Woven In | Profess | Grimalkin Records

Review: Woven in – Profess

National Music Reviews

Woven In

Grimalkin Records
Street: 10.30
Woven In = Depeche Mode + Nine Inch Nails + Hunting Dog

If you think of what ‘90s grunge would have sounded like if it used ‘80s synths, then you’re maybe halfway to understanding what Woven In’s new album, Profess, sounds like. The darkwave musician from Baltimore, Maryland takes familiar and comforting sounds and turns them into experimental oddities. While not fully self-described as such, Profess is an incredibly approachable experimental album that could be a great doorway for those looking to dip their toes into some farther-out sounds.

To call Profess simply an experimental darkwave album is to do it a disservice, though. Profess is populated with sounds from post-punk, synthpop and shoegaze music to name a few. There’s even quite a few synth riffs in there that make me think of the dungeon levels of ‘80s side-scroller video games. The blend of all of these sounds makes every one of Woven In’s songs unique from the next, and makes the album an interesting listen overall.

The collection of 11 songs is only about half an hour, so you don’t get much time with each track. It is plenty of time, however, to get to know Woven In and her distinct style and tone.

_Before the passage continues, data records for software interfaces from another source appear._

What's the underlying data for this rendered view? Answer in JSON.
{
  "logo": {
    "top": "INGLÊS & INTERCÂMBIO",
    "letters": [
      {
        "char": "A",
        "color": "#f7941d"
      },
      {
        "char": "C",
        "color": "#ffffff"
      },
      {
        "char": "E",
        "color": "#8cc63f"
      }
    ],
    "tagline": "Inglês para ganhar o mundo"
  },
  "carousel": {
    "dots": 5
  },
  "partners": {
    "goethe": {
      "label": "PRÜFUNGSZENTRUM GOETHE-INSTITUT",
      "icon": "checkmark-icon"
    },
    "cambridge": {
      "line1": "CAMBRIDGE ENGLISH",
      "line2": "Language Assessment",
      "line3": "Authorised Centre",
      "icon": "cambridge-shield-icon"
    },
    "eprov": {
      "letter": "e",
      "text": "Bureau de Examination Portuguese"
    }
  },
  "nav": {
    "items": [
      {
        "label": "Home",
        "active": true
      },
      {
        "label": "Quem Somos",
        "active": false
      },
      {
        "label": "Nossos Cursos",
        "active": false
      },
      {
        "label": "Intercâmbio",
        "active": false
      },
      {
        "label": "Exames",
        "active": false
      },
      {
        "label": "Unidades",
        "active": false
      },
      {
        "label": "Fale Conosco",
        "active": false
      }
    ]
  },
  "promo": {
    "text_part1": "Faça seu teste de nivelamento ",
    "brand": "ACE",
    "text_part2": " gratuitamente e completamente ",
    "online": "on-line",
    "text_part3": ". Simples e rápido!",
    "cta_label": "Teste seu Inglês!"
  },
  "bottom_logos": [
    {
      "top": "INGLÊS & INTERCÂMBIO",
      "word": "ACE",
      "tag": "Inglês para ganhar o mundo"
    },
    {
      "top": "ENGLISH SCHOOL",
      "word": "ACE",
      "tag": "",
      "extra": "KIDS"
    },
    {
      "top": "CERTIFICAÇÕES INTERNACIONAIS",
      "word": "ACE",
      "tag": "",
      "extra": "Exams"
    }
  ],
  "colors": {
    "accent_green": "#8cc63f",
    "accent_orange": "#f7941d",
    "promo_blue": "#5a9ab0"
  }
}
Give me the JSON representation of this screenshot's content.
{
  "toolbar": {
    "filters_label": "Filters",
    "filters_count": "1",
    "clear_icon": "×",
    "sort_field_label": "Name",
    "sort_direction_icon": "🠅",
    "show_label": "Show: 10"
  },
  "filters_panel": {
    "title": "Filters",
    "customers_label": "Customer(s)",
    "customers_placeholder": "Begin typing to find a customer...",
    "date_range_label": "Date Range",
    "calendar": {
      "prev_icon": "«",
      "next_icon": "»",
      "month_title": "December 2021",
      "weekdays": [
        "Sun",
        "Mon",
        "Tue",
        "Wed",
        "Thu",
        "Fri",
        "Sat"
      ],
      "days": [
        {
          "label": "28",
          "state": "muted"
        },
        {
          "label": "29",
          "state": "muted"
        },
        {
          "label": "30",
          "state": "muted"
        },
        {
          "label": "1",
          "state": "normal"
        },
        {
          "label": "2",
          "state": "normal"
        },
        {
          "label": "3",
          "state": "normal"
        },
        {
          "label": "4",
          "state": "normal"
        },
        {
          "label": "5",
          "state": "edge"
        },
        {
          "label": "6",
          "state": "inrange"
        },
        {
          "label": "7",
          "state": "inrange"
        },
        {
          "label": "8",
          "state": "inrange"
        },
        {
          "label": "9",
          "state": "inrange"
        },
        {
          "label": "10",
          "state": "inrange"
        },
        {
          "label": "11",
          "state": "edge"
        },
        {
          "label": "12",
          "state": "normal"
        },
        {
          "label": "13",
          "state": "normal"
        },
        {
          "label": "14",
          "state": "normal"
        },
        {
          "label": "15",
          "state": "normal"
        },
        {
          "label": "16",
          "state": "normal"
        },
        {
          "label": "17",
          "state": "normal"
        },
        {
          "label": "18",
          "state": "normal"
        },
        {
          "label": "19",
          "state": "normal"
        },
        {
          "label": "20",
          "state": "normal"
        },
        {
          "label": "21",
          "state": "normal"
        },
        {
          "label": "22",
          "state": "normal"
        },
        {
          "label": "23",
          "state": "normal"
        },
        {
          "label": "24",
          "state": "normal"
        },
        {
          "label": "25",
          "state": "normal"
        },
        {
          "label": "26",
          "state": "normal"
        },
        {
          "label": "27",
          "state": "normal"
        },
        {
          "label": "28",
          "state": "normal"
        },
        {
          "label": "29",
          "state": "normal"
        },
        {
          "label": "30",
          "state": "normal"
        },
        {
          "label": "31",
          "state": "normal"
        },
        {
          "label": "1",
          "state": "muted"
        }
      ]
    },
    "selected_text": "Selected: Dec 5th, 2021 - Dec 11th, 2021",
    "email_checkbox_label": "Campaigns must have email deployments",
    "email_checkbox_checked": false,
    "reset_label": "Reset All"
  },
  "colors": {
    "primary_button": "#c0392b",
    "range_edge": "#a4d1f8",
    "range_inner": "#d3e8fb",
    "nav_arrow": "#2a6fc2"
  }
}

Profess starts with the song “Sad For The Season,” one of the few songs Woven In lends vocals to. The track starts with epic synths that come and go in waves. The synths are later joined by a perfectly complementing bass that rumbles your chest. While synths dominate this track, it’s met with a somber message as Woven In’s vocals repeat over and over, “Sad for the season / Sad for no reason / Pick apart my feelings / And on to the next thing.” It is a reminder of the repetitive nature of depression and anxiety and how cyclical those experiences can be.

Woven In rides through waves of somber to danceable songs, using repeating vocal and synth samples to make it happen. Woven In only lends their own vocals to a few songs, namely “Another Lover,” “Stage,” “I Don’t Love You” and “Complex Body.” Her vocals have a distinctly shoegaze feel, which nicely juxtaposes the aggressive synths and creates a beautiful balance.

The album is not only wonderfully balanced sonically, but in tone as well. While there are shifts from the somber tones of “Sad For The Season” to more danceable riffs on “‘Til This Day Innocent,” Profess is also not without its humor. The second-to-last song, “Body,” samples vocals from the iconic Riff Raff vine, “My main goal is to blow up, and then act like I don’t know nobody!” To say I absolutely lost it laughing the first time I heard it would be an understatement. And yet, despite the comedy of it, it’s paired with deep rumbling synths that make for quite the groove to dance to.

Profess rounds the corner back to a more somber tone with its closing song, “Complex Body,” which has a blend of trap percussion and synths that makes me think of a prom scene in a movie set in the ‘80s (not to be confused with an actual, full-length movie from the ‘80s). The vocals also discuss just what the name suggests with Woven In singing, “Complex body / you don’t understand… Black body / you don’t understand.” The introspective and self-assured tone of this, both sonically and lyrically, makes the album come full circle and feel complete.

Woven In’s Profess takes classic sounds and styles and turns them into interesting experimental versions of themselves. The album is a fascinating and perfectly balanced blend of synthpop, darkwave, shoegaze and more. If you’re someone who’s unsure about the experimental genre, I would definitely suggest checking out this album, and maybe it will tip the scales. –Marina McTee